> [Activity]: A complete answer lists every line of the material where the string "KEOYOUNG" occurs.

> [Supplied information]:
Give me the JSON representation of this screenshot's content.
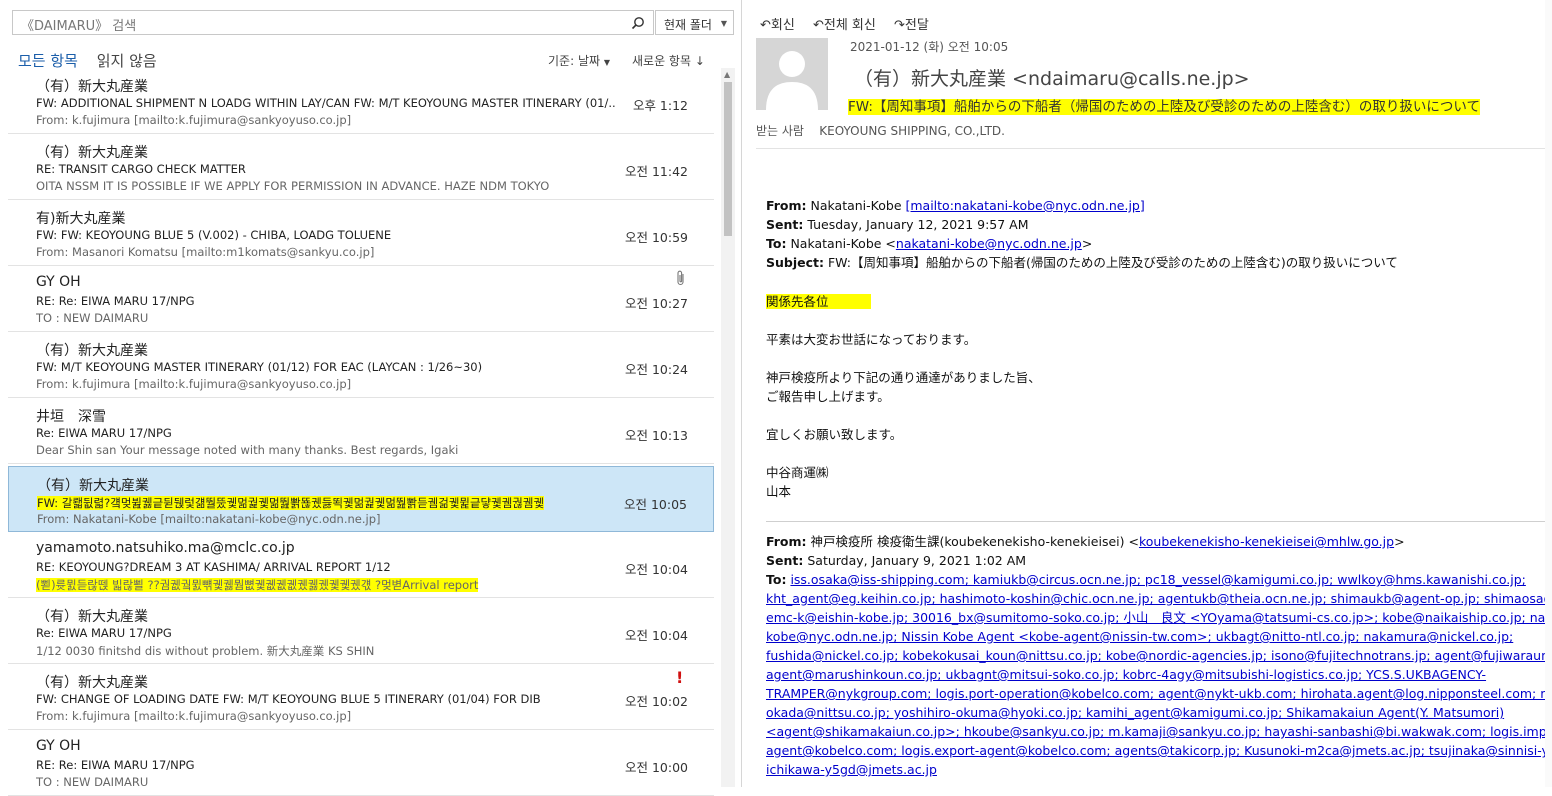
{
  "search": {
    "placeholder": "《DAIMARU》 검색",
    "scope": "현재 폴더"
  },
  "tabs": {
    "all": "모든 항목",
    "unread": "읽지 않음"
  },
  "sort": {
    "by": "기준: 날짜",
    "order": "새로운 항목 ↓"
  },
  "messages": [
    {
      "sender": "（有）新大丸産業",
      "subject": "FW: ADDITIONAL SHIPMENT N LOADG WITHIN LAY/CAN FW: M/T KEOYOUNG MASTER ITINERARY (01/...",
      "preview": "From: k.fujimura [mailto:k.fujimura@sankyoyuso.co.jp]",
      "time": "오후 1:12"
    },
    {
      "sender": "（有）新大丸産業",
      "subject": "RE: TRANSIT CARGO CHECK MATTER",
      "preview": "OITA NSSM  IT IS POSSIBLE IF WE APPLY FOR PERMISSION IN ADVANCE.  HAZE  NDM TOKYO",
      "time": "오전 11:42"
    },
    {
      "sender": "有)新大丸産業",
      "subject": "FW: FW: KEOYOUNG BLUE 5 (V.002) - CHIBA, LOADG TOLUENE",
      "preview": "From: Masanori Komatsu [mailto:m1komats@sankyu.co.jp]",
      "time": "오전 10:59"
    },
    {
      "sender": "GY OH",
      "subject": "RE: Re: EIWA MARU 17/NPG",
      "preview": "TO : NEW DAIMARU",
      "time": "오전 10:27"
    },
    {
      "sender": "（有）新大丸産業",
      "subject": "FW: M/T KEOYOUNG MASTER ITINERARY (01/12) FOR EAC (LAYCAN : 1/26~30)",
      "preview": "From: k.fujimura [mailto:k.fujimura@sankyoyuso.co.jp]",
      "time": "오전 10:24"
    },
    {
      "sender": "井垣　深雪",
      "subject": "Re: EIWA MARU 17/NPG",
      "preview": "Dear  Shin san  Your message noted with many thanks.  Best regards,  Igaki",
      "time": "오전 10:13"
    },
    {
      "sender": "（有）新大丸産業",
      "subject": "FW: 갈뢟뒶렯?걬멎뷢궳긑뒫뒍렃걞뛀뚰궻멂궕궻멂뛆뽥뚆궸듫뙥궻멂궕궻멂뛆뽥듣궴걺궻뮕긑댷궻궴궎궴궻",
      "preview": "From: Nakatani-Kobe [mailto:nakatani-kobe@nyc.odn.ne.jp]",
      "time": "오전 10:05"
    },
    {
      "sender": "yamamoto.natsuhiko.ma@mclc.co.jp",
      "subject": "RE: KEOYOUNG?DREAM 3  AT KASHIMA/ ARRIVAL REPORT  1/12",
      "preview": "(뾛)륫뮔듣랂뗁    빏랂뾜   ??궘궶궠뮔뺶궻궳뭠뼚궻궶궶궶궸궳궸궻궻궸걗  ?멎볃Arrival report",
      "time": "오전 10:04"
    },
    {
      "sender": "（有）新大丸産業",
      "subject": "Re: EIWA MARU 17/NPG",
      "preview": "1/12 0030 finitshd dis without  problem.  新大丸産業 KS SHIN",
      "time": "오전 10:04"
    },
    {
      "sender": "（有）新大丸産業",
      "subject": "FW: CHANGE OF LOADING DATE FW: M/T KEOYOUNG BLUE 5 ITINERARY (01/04) FOR DIB",
      "preview": "From: k.fujimura [mailto:k.fujimura@sankyoyuso.co.jp]",
      "time": "오전 10:02"
    },
    {
      "sender": "GY OH",
      "subject": "RE: Re: EIWA MARU 17/NPG",
      "preview": "TO : NEW DAIMARU",
      "time": "오전 10:00"
    }
  ],
  "reading": {
    "actions": {
      "reply": "회신",
      "reply_all": "전체 회신",
      "forward": "전달"
    },
    "date": "2021-01-12 (화) 오전 10:05",
    "from": "（有）新大丸産業 <ndaimaru@calls.ne.jp>",
    "subject": "FW:【周知事項】船舶からの下船者（帰国のための上陸及び受診のための上陸含む）の取り扱いについて",
    "to_label": "받는 사람",
    "to": "KEOYOUNG SHIPPING, CO.,LTD.",
    "body": {
      "from_label": "From:",
      "from_name": "Nakatani-Kobe",
      "from_link": "[mailto:nakatani-kobe@nyc.odn.ne.jp]",
      "sent_label": "Sent:",
      "sent": "Tuesday, January 12, 2021 9:57 AM",
      "to_label": "To:",
      "to_name": "Nakatani-Kobe <",
      "to_link": "nakatani-kobe@nyc.odn.ne.jp",
      "to_end": ">",
      "subject_label": "Subject:",
      "subject": "FW:【周知事項】船舶からの下船者(帰国のための上陸及び受診のための上陸含む)の取り扱いについて",
      "greeting": "関係先各位",
      "p1": "平素は大変お世話になっております。",
      "p2a": "神戸検疫所より下記の通り通達がありました旨、",
      "p2b": "ご報告申し上げます。",
      "p3": "宜しくお願い致します。",
      "sig1": "中谷商運㈱",
      "sig2": "山本",
      "from2_label": "From:",
      "from2": "神戸検疫所 検疫衛生課(koubekenekisho-kenekieisei) <",
      "from2_link": "koubekenekisho-kenekieisei@mhlw.go.jp",
      "from2_end": ">",
      "sent2_label": "Sent:",
      "sent2": "Saturday, January 9, 2021 1:02 AM",
      "to2_label": "To:",
      "recipients_lines": [
        "iss.osaka@iss-shipping.com; kamiukb@circus.ocn.ne.jp; pc18_vessel@kamigumi.co.jp; wwlkoy@hms.kawanishi.co.jp;",
        "kht_agent@eg.keihin.co.jp; hashimoto-koshin@chic.ocn.ne.jp; agentukb@theia.ocn.ne.jp; shimaukb@agent-op.jp; shimaosa@agen",
        "emc-k@eishin-kobe.jp; 30016_bx@sumitomo-soko.co.jp; 小山　良文 <YOyama@tatsumi-cs.co.jp>; kobe@naikaiship.co.jp; nakatan",
        "kobe@nyc.odn.ne.jp; Nissin Kobe Agent <kobe-agent@nissin-tw.com>; ukbagt@nitto-ntl.co.jp; nakamura@nickel.co.jp;",
        "fushida@nickel.co.jp; kobekokusai_koun@nittsu.co.jp; kobe@nordic-agencies.jp; isono@fujitechnotrans.jp; agent@fujiwaraunyu.co",
        "agent@marushinkoun.co.jp; ukbagnt@mitsui-soko.co.jp; kobrc-4agy@mitsubishi-logistics.co.jp; YCS.S.UKBAGENCY-",
        "TRAMPER@nykgroup.com; logis.port-operation@kobelco.com; agent@nykt-ukb.com; hirohata.agent@log.nipponsteel.com; mae-",
        "okada@nittsu.co.jp; yoshihiro-okuma@hyoki.co.jp; kamihi_agent@kamigumi.co.jp; Shikamakaiun Agent(Y. Matsumori)",
        "<agent@shikamakaiun.co.jp>; hkoube@sankyu.co.jp; m.kamaji@sankyu.co.jp; hayashi-sanbashi@bi.wakwak.com; logis.import-",
        "agent@kobelco.com; logis.export-agent@kobelco.com; agents@takicorp.jp; Kusunoki-m2ca@jmets.ac.jp; tsujinaka@sinnisi-yh.co.j",
        "ichikawa-y5gd@jmets.ac.jp"
      ]
    }
  }
}
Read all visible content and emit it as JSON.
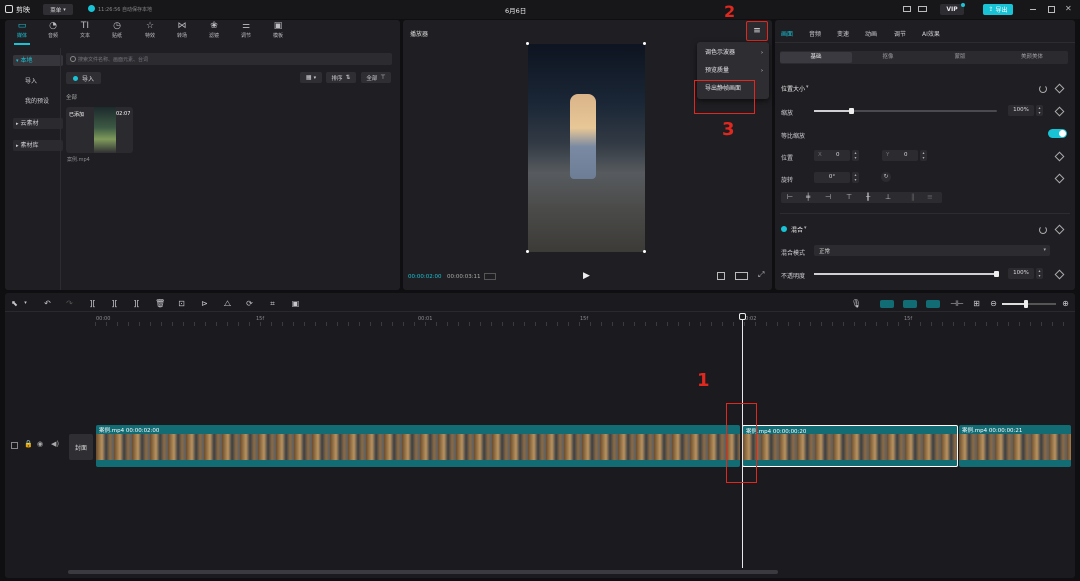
{
  "titlebar": {
    "app_name": "剪映",
    "menu_label": "菜单",
    "autosave": "11:26:56 自动保存本地",
    "project_title": "6月6日",
    "vip_label": "VIP",
    "export_label": "导出"
  },
  "toolbar": {
    "tabs": [
      {
        "label": "媒体",
        "icon": "media-icon",
        "glyph": "▭"
      },
      {
        "label": "音频",
        "icon": "audio-icon",
        "glyph": "◔"
      },
      {
        "label": "文本",
        "icon": "text-icon",
        "glyph": "TI"
      },
      {
        "label": "贴纸",
        "icon": "sticker-icon",
        "glyph": "◷"
      },
      {
        "label": "特效",
        "icon": "effects-icon",
        "glyph": "☆"
      },
      {
        "label": "转场",
        "icon": "transition-icon",
        "glyph": "⋈"
      },
      {
        "label": "滤镜",
        "icon": "filter-icon",
        "glyph": "❀"
      },
      {
        "label": "调节",
        "icon": "adjust-icon",
        "glyph": "⚌"
      },
      {
        "label": "模板",
        "icon": "template-icon",
        "glyph": "▣"
      }
    ]
  },
  "media": {
    "sidebar": [
      "本地",
      "导入",
      "我的预设",
      "云素材",
      "素材库"
    ],
    "search_placeholder": "搜索文件名称、画面元素、台词",
    "import_label": "导入",
    "sort_label": "排序",
    "filter_label": "全部",
    "section_label": "全部",
    "clip": {
      "badge": "已添加",
      "duration": "02:07",
      "filename": "案例.mp4"
    }
  },
  "player": {
    "title": "播放器",
    "current_time": "00:00:02:00",
    "total_time": "00:00:03:11",
    "menu": [
      "调色示波器",
      "预览质量",
      "导出静帧画面"
    ]
  },
  "annotations": {
    "one": "1",
    "two": "2",
    "three": "3"
  },
  "inspector": {
    "tabs": [
      "画面",
      "音频",
      "变速",
      "动画",
      "调节",
      "AI效果"
    ],
    "segments": [
      "基础",
      "抠像",
      "蒙版",
      "美颜美体"
    ],
    "position_size": "位置大小",
    "scale_label": "缩放",
    "scale_value": "100%",
    "uniform_label": "等比缩放",
    "position_label": "位置",
    "x_label": "X",
    "x_value": "0",
    "y_label": "Y",
    "y_value": "0",
    "rotate_label": "旋转",
    "rotate_value": "0°",
    "blend_label": "混合",
    "blend_mode_label": "混合模式",
    "blend_mode_value": "正常",
    "opacity_label": "不透明度",
    "opacity_value": "100%",
    "scale_fraction": 0.2,
    "opacity_fraction": 1.0
  },
  "timeline": {
    "ruler": [
      "00:00",
      "15f",
      "00:01",
      "15f",
      "00:02",
      "15f"
    ],
    "cover_label": "封面",
    "clips": [
      {
        "name": "案例.mp4",
        "duration": "00:00:02:00"
      },
      {
        "name": "案例.mp4",
        "duration": "00:00:00:20"
      },
      {
        "name": "案例.mp4",
        "duration": "00:00:00:21"
      }
    ]
  },
  "colors": {
    "accent": "#19c3d6",
    "highlight_red": "#e0281e",
    "panel": "#1f1f23",
    "clip_teal": "#116c74"
  }
}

> [Answer to this exercise]:
      "subject": "FW: ADDITIONAL SHIPMENT N LOADG WITHIN LAY/CAN FW: M/T KEOYOUNG MASTER ITINERARY (01/...",
      "subject": "FW: FW: KEOYOUNG BLUE 5 (V.002) - CHIBA, LOADG TOLUENE",
      "subject": "FW: M/T KEOYOUNG MASTER ITINERARY (01/12) FOR EAC (LAYCAN : 1/26~30)",
      "subject": "RE: KEOYOUNG?DREAM 3  AT KASHIMA/ ARRIVAL REPORT  1/12",
      "subject": "FW: CHANGE OF LOADING DATE FW: M/T KEOYOUNG BLUE 5 ITINERARY (01/04) FOR DIB",
    "to": "KEOYOUNG SHIPPING, CO.,LTD.",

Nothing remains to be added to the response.